RECORDS TO PROCESS:

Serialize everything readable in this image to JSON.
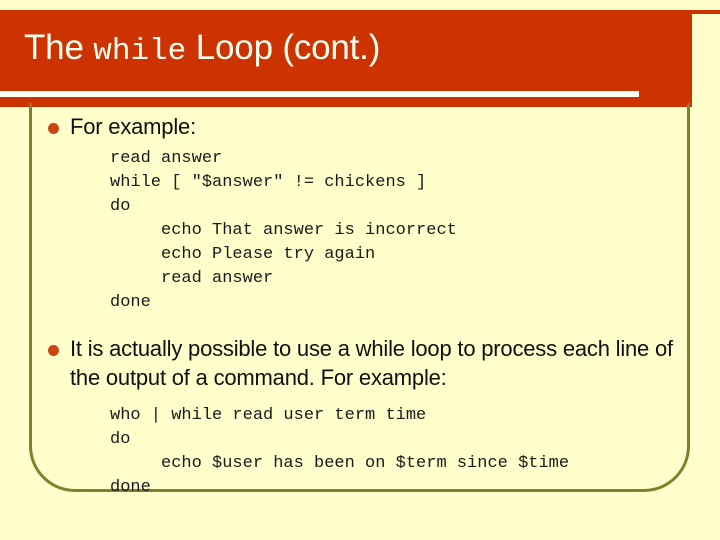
{
  "slide": {
    "background_color": "#FFFFCC",
    "banner_color": "#CC3300",
    "border_color": "#80802F",
    "bullet_color": "#CC4411",
    "title_color": "#FFFFF0"
  },
  "title": {
    "prefix": "The ",
    "keyword": "while",
    "suffix": " Loop (cont.)",
    "full": "The while Loop (cont.)"
  },
  "bullets": [
    {
      "text": "For example:",
      "code": "read answer\nwhile [ \"$answer\" != chickens ]\ndo\n     echo That answer is incorrect\n     echo Please try again\n     read answer\ndone"
    },
    {
      "text": "It is actually possible to use a while loop to process each line of the output of a command.  For example:",
      "code": "who | while read user term time\ndo\n     echo $user has been on $term since $time\ndone"
    }
  ]
}
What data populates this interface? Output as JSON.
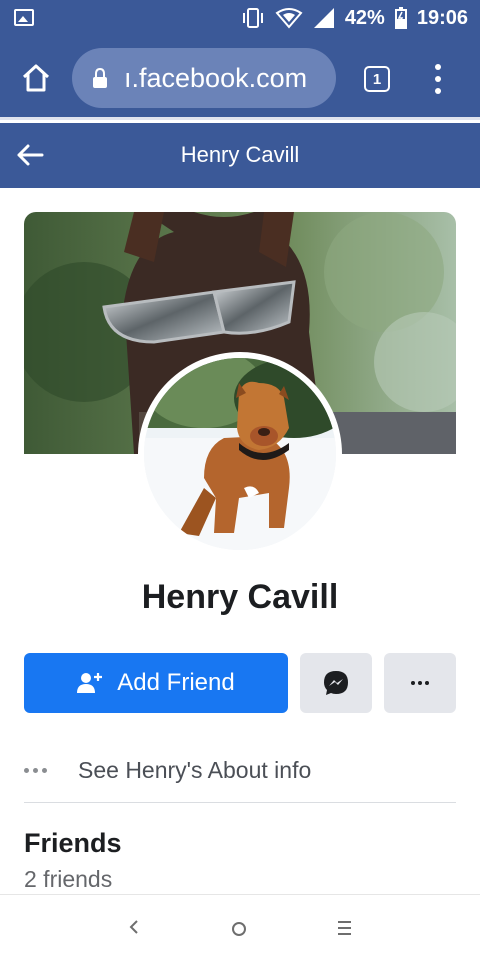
{
  "status_bar": {
    "battery": "42%",
    "time": "19:06",
    "icons": [
      "gallery-icon",
      "vibrate-icon",
      "hotspot-icon",
      "signal-icon",
      "battery-icon"
    ]
  },
  "browser": {
    "url": "ı.facebook.com",
    "tab_count": "1",
    "icons": [
      "home-icon",
      "lock-icon",
      "menu-icon"
    ]
  },
  "header": {
    "title": "Henry Cavill",
    "back_icon": "back-arrow-icon"
  },
  "profile": {
    "name": "Henry Cavill",
    "cover_image": "dog wearing sunglasses",
    "avatar_image": "brown dog standing in snow"
  },
  "actions": {
    "add_friend_label": "Add Friend",
    "add_friend_icon": "add-person-icon",
    "message_icon": "messenger-icon",
    "more_icon": "more-icon"
  },
  "about": {
    "label": "See Henry's About info"
  },
  "friends": {
    "title": "Friends",
    "count": "2 friends"
  },
  "navigation": {
    "icons": [
      "back-icon",
      "home-icon",
      "recents-icon"
    ]
  },
  "colors": {
    "brand": "#3b5998",
    "button_blue": "#1877f2",
    "button_gray": "#e4e6eb"
  }
}
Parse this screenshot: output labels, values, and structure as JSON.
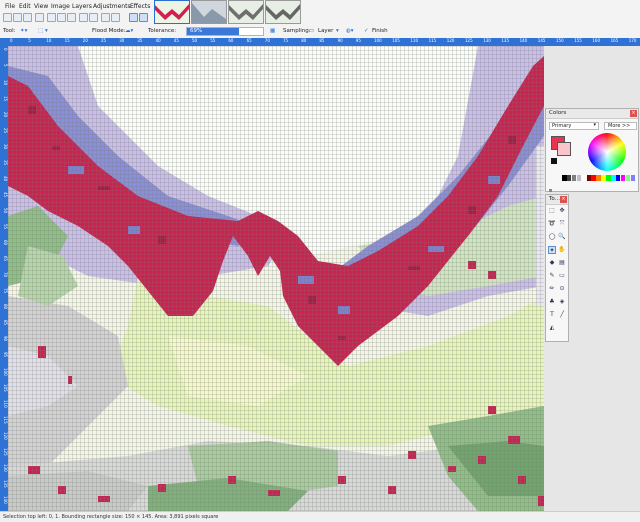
{
  "menu": {
    "items": [
      "File",
      "Edit",
      "View",
      "Image",
      "Layers",
      "Adjustments",
      "Effects"
    ]
  },
  "toolbar": {
    "tool_label": "Tool:",
    "flood_mode_label": "Flood Mode:",
    "tolerance_label": "Tolerance:",
    "tolerance_value": "69%",
    "tolerance_fraction": 0.69,
    "sampling_label": "Sampling:",
    "layer_label": "Layer",
    "finish_label": "Finish"
  },
  "ruler": {
    "h_ticks": [
      "0",
      "5",
      "10",
      "15",
      "20",
      "25",
      "30",
      "35",
      "40",
      "45",
      "50",
      "55",
      "60",
      "65",
      "70",
      "75",
      "80",
      "85",
      "90",
      "95",
      "100",
      "105",
      "110",
      "115",
      "120",
      "125",
      "130",
      "135",
      "140",
      "145",
      "150",
      "155",
      "160",
      "165",
      "170"
    ],
    "v_ticks": [
      "0",
      "5",
      "10",
      "15",
      "20",
      "25",
      "30",
      "35",
      "40",
      "45",
      "50",
      "55",
      "60",
      "65",
      "70",
      "75",
      "80",
      "85",
      "90",
      "95",
      "100",
      "105",
      "110",
      "115",
      "120",
      "125",
      "130",
      "135",
      "140"
    ]
  },
  "colors_panel": {
    "title": "Colors",
    "mode": "Primary",
    "more_button": "More >>",
    "primary_color": "#e8344f",
    "palette": [
      "#000000",
      "#404040",
      "#808080",
      "#c0c0c0",
      "#ffffff",
      "#7f0000",
      "#ff0000",
      "#ff8000",
      "#ffff00",
      "#00ff00",
      "#00ffff",
      "#0000ff",
      "#ff00ff",
      "#80ff80",
      "#8080ff"
    ]
  },
  "tools_panel": {
    "title": "To...",
    "icons": [
      "rectangle-select-icon",
      "move-icon",
      "lasso-icon",
      "move-selection-icon",
      "ellipse-select-icon",
      "zoom-icon",
      "magic-wand-icon",
      "pan-icon",
      "paint-bucket-icon",
      "gradient-icon",
      "paintbrush-icon",
      "eraser-icon",
      "pencil-icon",
      "color-picker-icon",
      "clone-stamp-icon",
      "recolor-icon",
      "text-icon",
      "line-icon",
      "shapes-icon"
    ]
  },
  "status": {
    "text": "Selection top left: 0, 1. Bounding rectangle size: 150 × 145. Area: 3,891 pixels square"
  },
  "colors": {
    "ruler_blue": "#2f72d6",
    "magenta": "#d0204f",
    "lavender": "#c9bfe8",
    "periwinkle": "#8a8fd8",
    "lime": "#e6f5b8",
    "pale_green": "#cfe5c0",
    "green": "#8fbf86",
    "light_gray": "#d2d2d2"
  }
}
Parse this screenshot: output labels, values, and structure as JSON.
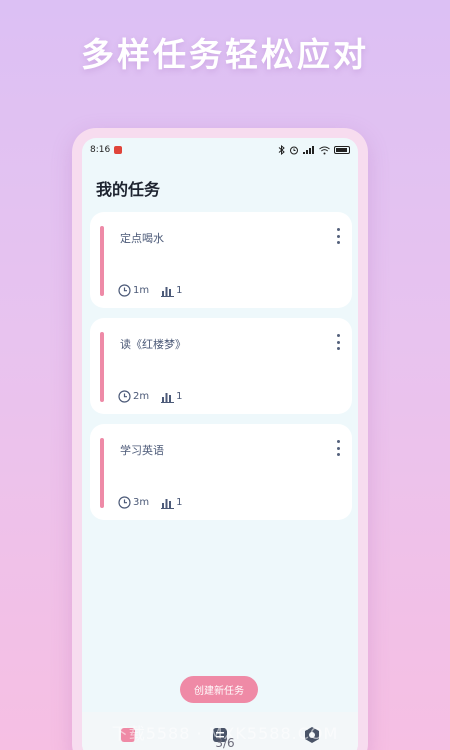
{
  "headline": "多样任务轻松应对",
  "status_bar": {
    "time": "8:16"
  },
  "page_title": "我的任务",
  "tasks": [
    {
      "name": "定点喝水",
      "duration": "1m",
      "count": "1"
    },
    {
      "name": "读《红楼梦》",
      "duration": "2m",
      "count": "1"
    },
    {
      "name": "学习英语",
      "duration": "3m",
      "count": "1"
    }
  ],
  "create_button": "创建新任务",
  "pager": "3/6",
  "watermark": "下载5588 · MXK5588.COM",
  "colors": {
    "accent": "#ee8aa7",
    "card": "#ffffff",
    "screen_bg": "#eef8fb"
  },
  "icons": [
    "bluetooth-icon",
    "alarm-icon",
    "signal-icon",
    "wifi-icon",
    "battery-icon",
    "clock-icon",
    "bar-chart-icon",
    "more-vertical-icon",
    "home-icon",
    "list-icon",
    "settings-icon"
  ]
}
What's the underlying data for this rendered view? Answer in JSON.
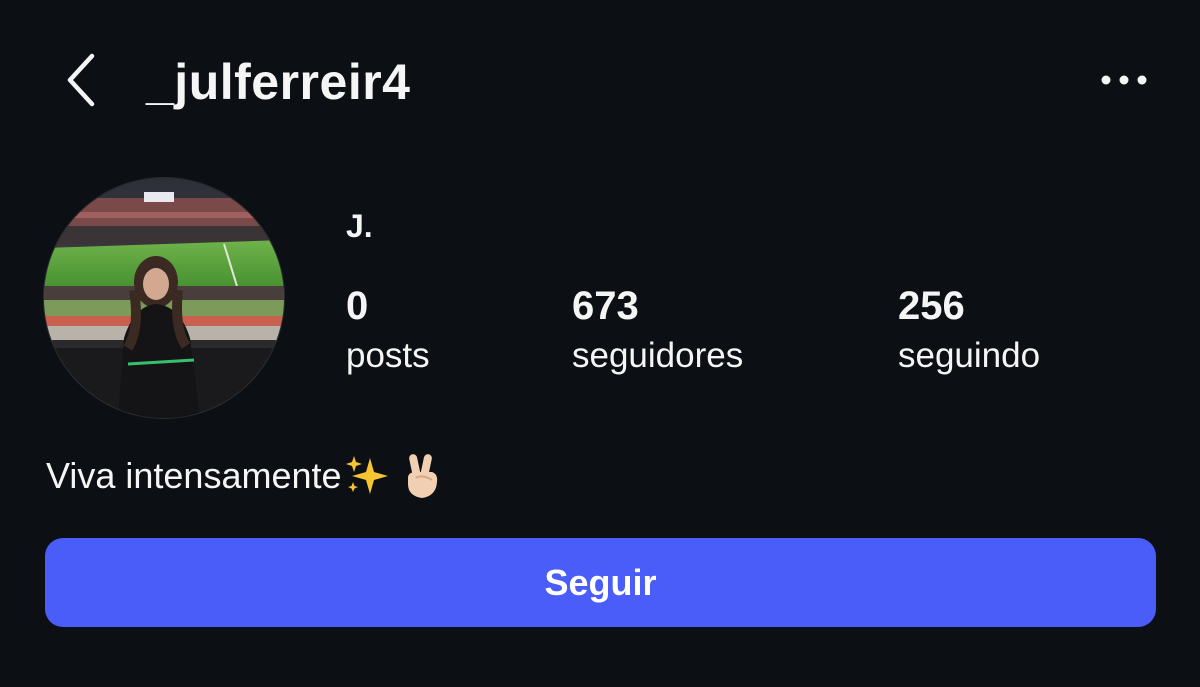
{
  "header": {
    "username": "_julferreir4",
    "back_icon": "chevron-left-icon",
    "more_icon": "more-horizontal-icon"
  },
  "profile": {
    "display_name": "J.",
    "avatar_icon": "profile-photo-avatar",
    "stats": {
      "posts_count": "0",
      "posts_label": "posts",
      "followers_count": "673",
      "followers_label": "seguidores",
      "following_count": "256",
      "following_label": "seguindo"
    },
    "bio": {
      "text": "Viva intensamente",
      "emoji_1": "sparkles-emoji",
      "emoji_2": "victory-hand-emoji"
    }
  },
  "actions": {
    "follow_label": "Seguir"
  },
  "colors": {
    "background": "#0c1014",
    "text": "#f5f5f5",
    "follow_button": "#4a5df9"
  }
}
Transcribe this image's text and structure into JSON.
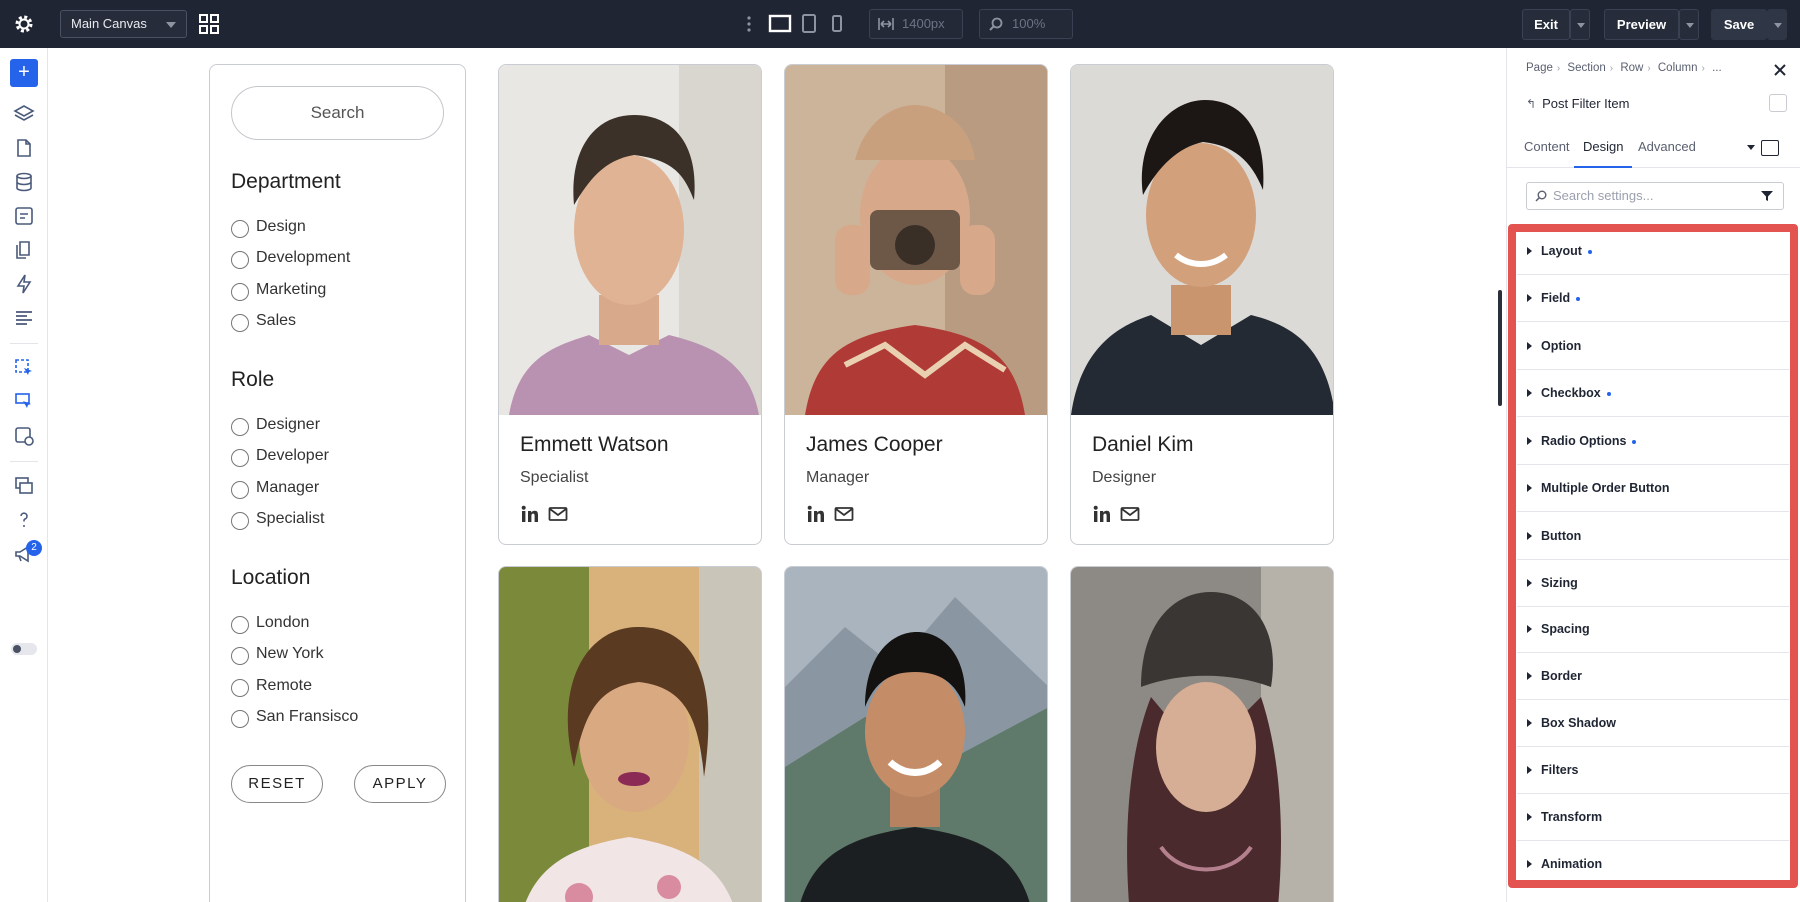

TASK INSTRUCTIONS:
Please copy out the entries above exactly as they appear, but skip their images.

SOLUTION TO THIS PROBLEM:
Serialize everything readable in this image to JSON.
{
  "slide": {
    "background_color": "#FFFFCC",
    "banner_color": "#CC3300",
    "border_color": "#80802F",
    "bullet_color": "#CC4411",
    "title_color": "#FFFFF0"
  },
  "title": {
    "prefix": "The ",
    "keyword": "while",
    "suffix": " Loop (cont.)",
    "full": "The while Loop (cont.)"
  },
  "bullets": [
    {
      "text": "For example:",
      "code": "read answer\nwhile [ \"$answer\" != chickens ]\ndo\n     echo That answer is incorrect\n     echo Please try again\n     read answer\ndone"
    },
    {
      "text": "It is actually possible to use a while loop to process each line of the output of a command.  For example:",
      "code": "who | while read user term time\ndo\n     echo $user has been on $term since $time\ndone"
    }
  ]
}
What data populates this interface? Output as JSON.
{
  "status_bar": {
    "battery": "42%",
    "time": "19:06",
    "icons": [
      "gallery-icon",
      "vibrate-icon",
      "hotspot-icon",
      "signal-icon",
      "battery-icon"
    ]
  },
  "browser": {
    "url": "ı.facebook.com",
    "tab_count": "1",
    "icons": [
      "home-icon",
      "lock-icon",
      "menu-icon"
    ]
  },
  "header": {
    "title": "Henry Cavill",
    "back_icon": "back-arrow-icon"
  },
  "profile": {
    "name": "Henry Cavill",
    "cover_image": "dog wearing sunglasses",
    "avatar_image": "brown dog standing in snow"
  },
  "actions": {
    "add_friend_label": "Add Friend",
    "add_friend_icon": "add-person-icon",
    "message_icon": "messenger-icon",
    "more_icon": "more-icon"
  },
  "about": {
    "label": "See Henry's About info"
  },
  "friends": {
    "title": "Friends",
    "count": "2 friends"
  },
  "navigation": {
    "icons": [
      "back-icon",
      "home-icon",
      "recents-icon"
    ]
  },
  "colors": {
    "brand": "#3b5998",
    "button_blue": "#1877f2",
    "button_gray": "#e4e6eb"
  }
}
Parse this screenshot: output labels, values, and structure as JSON.
{
  "menu": {
    "items": [
      "File",
      "Edit",
      "View",
      "Image",
      "Layers",
      "Adjustments",
      "Effects"
    ]
  },
  "toolbar": {
    "tool_label": "Tool:",
    "flood_mode_label": "Flood Mode:",
    "tolerance_label": "Tolerance:",
    "tolerance_value": "69%",
    "tolerance_fraction": 0.69,
    "sampling_label": "Sampling:",
    "layer_label": "Layer",
    "finish_label": "Finish"
  },
  "ruler": {
    "h_ticks": [
      "0",
      "5",
      "10",
      "15",
      "20",
      "25",
      "30",
      "35",
      "40",
      "45",
      "50",
      "55",
      "60",
      "65",
      "70",
      "75",
      "80",
      "85",
      "90",
      "95",
      "100",
      "105",
      "110",
      "115",
      "120",
      "125",
      "130",
      "135",
      "140",
      "145",
      "150",
      "155",
      "160",
      "165",
      "170"
    ],
    "v_ticks": [
      "0",
      "5",
      "10",
      "15",
      "20",
      "25",
      "30",
      "35",
      "40",
      "45",
      "50",
      "55",
      "60",
      "65",
      "70",
      "75",
      "80",
      "85",
      "90",
      "95",
      "100",
      "105",
      "110",
      "115",
      "120",
      "125",
      "130",
      "135",
      "140"
    ]
  },
  "colors_panel": {
    "title": "Colors",
    "mode": "Primary",
    "more_button": "More >>",
    "primary_color": "#e8344f",
    "palette": [
      "#000000",
      "#404040",
      "#808080",
      "#c0c0c0",
      "#ffffff",
      "#7f0000",
      "#ff0000",
      "#ff8000",
      "#ffff00",
      "#00ff00",
      "#00ffff",
      "#0000ff",
      "#ff00ff",
      "#80ff80",
      "#8080ff"
    ]
  },
  "tools_panel": {
    "title": "To...",
    "icons": [
      "rectangle-select-icon",
      "move-icon",
      "lasso-icon",
      "move-selection-icon",
      "ellipse-select-icon",
      "zoom-icon",
      "magic-wand-icon",
      "pan-icon",
      "paint-bucket-icon",
      "gradient-icon",
      "paintbrush-icon",
      "eraser-icon",
      "pencil-icon",
      "color-picker-icon",
      "clone-stamp-icon",
      "recolor-icon",
      "text-icon",
      "line-icon",
      "shapes-icon"
    ]
  },
  "status": {
    "text": "Selection top left: 0, 1. Bounding rectangle size: 150 × 145. Area: 3,891 pixels square"
  },
  "colors": {
    "ruler_blue": "#2f72d6",
    "magenta": "#d0204f",
    "lavender": "#c9bfe8",
    "periwinkle": "#8a8fd8",
    "lime": "#e6f5b8",
    "pale_green": "#cfe5c0",
    "green": "#8fbf86",
    "light_gray": "#d2d2d2"
  }
}
Parse this screenshot: output labels, values, and structure as JSON.
{
  "headline": "多样任务轻松应对",
  "status_bar": {
    "time": "8:16"
  },
  "page_title": "我的任务",
  "tasks": [
    {
      "name": "定点喝水",
      "duration": "1m",
      "count": "1"
    },
    {
      "name": "读《红楼梦》",
      "duration": "2m",
      "count": "1"
    },
    {
      "name": "学习英语",
      "duration": "3m",
      "count": "1"
    }
  ],
  "create_button": "创建新任务",
  "pager": "3/6",
  "watermark": "下载5588 · MXK5588.COM",
  "colors": {
    "accent": "#ee8aa7",
    "card": "#ffffff",
    "screen_bg": "#eef8fb"
  },
  "icons": [
    "bluetooth-icon",
    "alarm-icon",
    "signal-icon",
    "wifi-icon",
    "battery-icon",
    "clock-icon",
    "bar-chart-icon",
    "more-vertical-icon",
    "home-icon",
    "list-icon",
    "settings-icon"
  ]
}
What's the underlying data for this rendered view? Answer in JSON.
{
  "header": {
    "username": "_julferreir4",
    "back_icon": "chevron-left-icon",
    "more_icon": "more-horizontal-icon"
  },
  "profile": {
    "display_name": "J.",
    "avatar_icon": "profile-photo-avatar",
    "stats": {
      "posts_count": "0",
      "posts_label": "posts",
      "followers_count": "673",
      "followers_label": "seguidores",
      "following_count": "256",
      "following_label": "seguindo"
    },
    "bio": {
      "text": "Viva intensamente",
      "emoji_1": "sparkles-emoji",
      "emoji_2": "victory-hand-emoji"
    }
  },
  "actions": {
    "follow_label": "Seguir"
  },
  "colors": {
    "background": "#0c1014",
    "text": "#f5f5f5",
    "follow_button": "#4a5df9"
  }
}
Transcribe this image's text and structure into JSON.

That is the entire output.